The rise is down to the tension between Russia and the west over Ukraine causing traders to buy up oil stocks, the RAC said.
In mid-January this year petrol fell below 130p a litre for the first time since February 2011. It remained at this comparatively low level until yesterday when the average UK price at the pumps rose to 130.17p a litre.
The RAC said that In January 2014, the price of diesel had dropped to its lowest since mid-July 2012 - at 137.27p. Since then diesel prices have remained steadily low with yesterday's average price at 136.39p a litre.
RAC fuel spokesman Simon Williams said: "It's a great shame our surprise 'holiday' from the ever-increasing cycle of petrol price increases has now come to an end.
"Sadly, the political tensions over Ukraine have negatively affected the price motorists pay at the pumps as a result of traders not wanting to be caught out and therefore buying up crude oil stocks and consequently raising crude prices."

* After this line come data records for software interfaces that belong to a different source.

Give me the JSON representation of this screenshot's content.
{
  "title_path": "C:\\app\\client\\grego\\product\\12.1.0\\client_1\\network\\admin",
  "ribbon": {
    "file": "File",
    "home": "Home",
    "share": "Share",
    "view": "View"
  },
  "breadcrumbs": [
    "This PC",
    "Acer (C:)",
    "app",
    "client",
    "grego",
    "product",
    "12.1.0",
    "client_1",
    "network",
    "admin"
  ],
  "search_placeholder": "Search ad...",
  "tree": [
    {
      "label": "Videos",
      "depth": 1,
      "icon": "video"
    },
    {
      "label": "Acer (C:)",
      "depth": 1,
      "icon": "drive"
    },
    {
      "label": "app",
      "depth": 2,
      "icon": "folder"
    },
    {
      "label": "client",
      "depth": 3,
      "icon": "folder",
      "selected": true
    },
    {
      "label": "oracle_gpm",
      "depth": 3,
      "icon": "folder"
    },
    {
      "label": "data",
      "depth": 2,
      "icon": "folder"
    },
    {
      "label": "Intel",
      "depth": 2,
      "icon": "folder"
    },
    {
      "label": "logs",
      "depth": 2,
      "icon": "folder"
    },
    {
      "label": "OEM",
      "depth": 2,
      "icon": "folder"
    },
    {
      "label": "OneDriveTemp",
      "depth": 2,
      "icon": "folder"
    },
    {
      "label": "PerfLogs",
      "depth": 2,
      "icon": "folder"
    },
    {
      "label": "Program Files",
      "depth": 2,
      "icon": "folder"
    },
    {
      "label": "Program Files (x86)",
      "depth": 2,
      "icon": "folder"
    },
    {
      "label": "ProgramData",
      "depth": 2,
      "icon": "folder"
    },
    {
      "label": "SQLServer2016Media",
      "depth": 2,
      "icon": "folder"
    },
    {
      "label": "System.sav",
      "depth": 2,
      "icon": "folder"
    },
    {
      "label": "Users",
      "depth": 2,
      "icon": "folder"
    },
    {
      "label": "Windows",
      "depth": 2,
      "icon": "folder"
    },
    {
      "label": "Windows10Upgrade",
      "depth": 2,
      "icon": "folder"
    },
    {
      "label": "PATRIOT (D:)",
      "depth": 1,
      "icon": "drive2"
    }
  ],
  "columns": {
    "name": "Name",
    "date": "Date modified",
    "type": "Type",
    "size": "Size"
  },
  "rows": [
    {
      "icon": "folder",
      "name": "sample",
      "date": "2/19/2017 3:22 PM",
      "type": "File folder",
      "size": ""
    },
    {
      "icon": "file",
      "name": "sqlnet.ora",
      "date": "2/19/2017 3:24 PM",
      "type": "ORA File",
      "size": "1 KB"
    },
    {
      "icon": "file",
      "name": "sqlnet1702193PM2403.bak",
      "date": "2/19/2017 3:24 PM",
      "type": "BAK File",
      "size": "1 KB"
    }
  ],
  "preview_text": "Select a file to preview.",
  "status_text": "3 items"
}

He went on: "Unfortunately we are likely to see a 2p increase in petrol in the weeks ahead. Diesel, being subject to slightly different influences, may stay down for longer. In fact, retailers have been using the lower diesel price to subsidise the price of petrol to keep it lower for longer.